> PROVIDED RECORDS
====================

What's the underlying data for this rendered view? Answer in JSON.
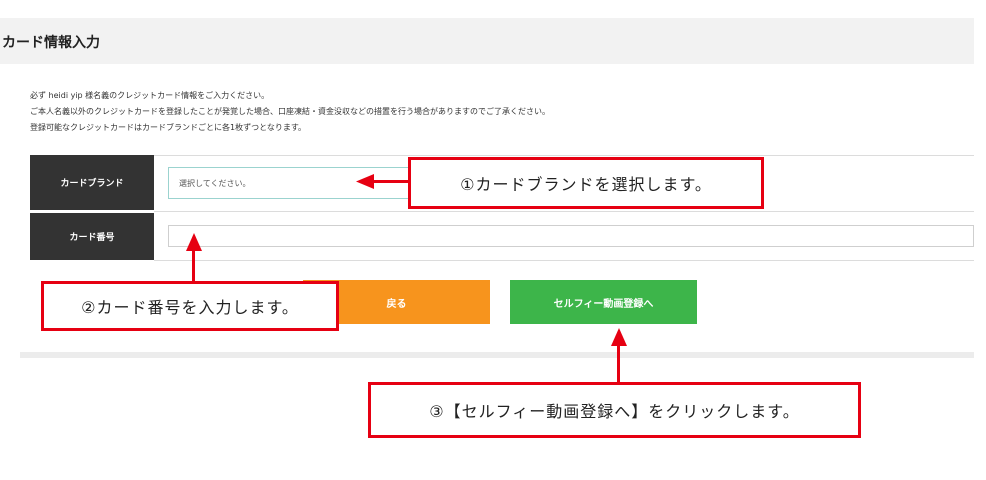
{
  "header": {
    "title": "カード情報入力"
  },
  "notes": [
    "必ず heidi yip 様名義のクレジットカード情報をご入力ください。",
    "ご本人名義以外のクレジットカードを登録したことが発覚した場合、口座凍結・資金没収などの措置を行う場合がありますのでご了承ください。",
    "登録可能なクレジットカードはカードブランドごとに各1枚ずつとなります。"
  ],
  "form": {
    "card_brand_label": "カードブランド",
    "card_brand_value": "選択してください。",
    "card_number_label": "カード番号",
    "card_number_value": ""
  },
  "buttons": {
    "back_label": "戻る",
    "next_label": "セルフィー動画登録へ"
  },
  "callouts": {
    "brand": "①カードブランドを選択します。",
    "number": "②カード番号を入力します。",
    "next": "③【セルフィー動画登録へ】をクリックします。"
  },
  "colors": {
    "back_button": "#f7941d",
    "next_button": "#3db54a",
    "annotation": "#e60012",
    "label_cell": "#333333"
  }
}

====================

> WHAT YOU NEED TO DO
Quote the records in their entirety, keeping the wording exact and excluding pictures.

> ANSWER FOR THIS EXERCISE
What's the underlying data for this rendered view? Answer in JSON.
{
  "header": {
    "title": "カード情報入力"
  },
  "notes": [
    "必ず heidi yip 様名義のクレジットカード情報をご入力ください。",
    "ご本人名義以外のクレジットカードを登録したことが発覚した場合、口座凍結・資金没収などの措置を行う場合がありますのでご了承ください。",
    "登録可能なクレジットカードはカードブランドごとに各1枚ずつとなります。"
  ],
  "form": {
    "card_brand_label": "カードブランド",
    "card_brand_value": "選択してください。",
    "card_number_label": "カード番号",
    "card_number_value": ""
  },
  "buttons": {
    "back_label": "戻る",
    "next_label": "セルフィー動画登録へ"
  },
  "callouts": {
    "brand": "①カードブランドを選択します。",
    "number": "②カード番号を入力します。",
    "next": "③【セルフィー動画登録へ】をクリックします。"
  },
  "colors": {
    "back_button": "#f7941d",
    "next_button": "#3db54a",
    "annotation": "#e60012",
    "label_cell": "#333333"
  }
}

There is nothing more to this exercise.